FEMA filed a notice of appeal and a motion to stay the order pending appeal. The district court denied FEMA’s motion for a stay, and over the next seven weeks held twelve status hearings to ensure FEMA’s compliance with the preliminary injunction. On December 22, the court of appeals stayed two provisions of the preliminary injunction, but not the main relief sought by plaintiffs and ordered by the court: a detailed explanation for FEMA’s ineligibility decisions.
According to FEMA, the court’s preliminary injunction of November 29 covered approximately 5,000 evacuee households that FEMA had determined to be ineligible. By January 26, 2007, as a result of this litigation, at least 1,063 evacuee households obtained the Section 408 housing benefits to which they were entitled but had been erroneously denied.
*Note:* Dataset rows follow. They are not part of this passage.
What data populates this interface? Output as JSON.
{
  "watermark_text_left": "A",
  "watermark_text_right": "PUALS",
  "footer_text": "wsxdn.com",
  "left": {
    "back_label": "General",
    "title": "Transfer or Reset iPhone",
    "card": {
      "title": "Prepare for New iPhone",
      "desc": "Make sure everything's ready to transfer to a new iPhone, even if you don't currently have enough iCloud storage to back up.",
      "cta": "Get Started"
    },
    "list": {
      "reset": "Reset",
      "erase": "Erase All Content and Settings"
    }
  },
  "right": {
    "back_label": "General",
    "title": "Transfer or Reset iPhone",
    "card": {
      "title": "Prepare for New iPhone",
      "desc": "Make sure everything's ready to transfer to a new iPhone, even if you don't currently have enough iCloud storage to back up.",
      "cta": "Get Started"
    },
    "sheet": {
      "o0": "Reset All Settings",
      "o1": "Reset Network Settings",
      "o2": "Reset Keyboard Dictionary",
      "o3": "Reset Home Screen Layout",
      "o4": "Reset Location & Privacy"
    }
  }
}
On that date, the district court observed that the issues on appeal were largely moot, and all evacuees who could reasonably be located had received a more detailed notice and an opportunity to appeal. Therefore, on January 30, 2007, plaintiffs voluntarily dismissed their lawsuit against FEMA.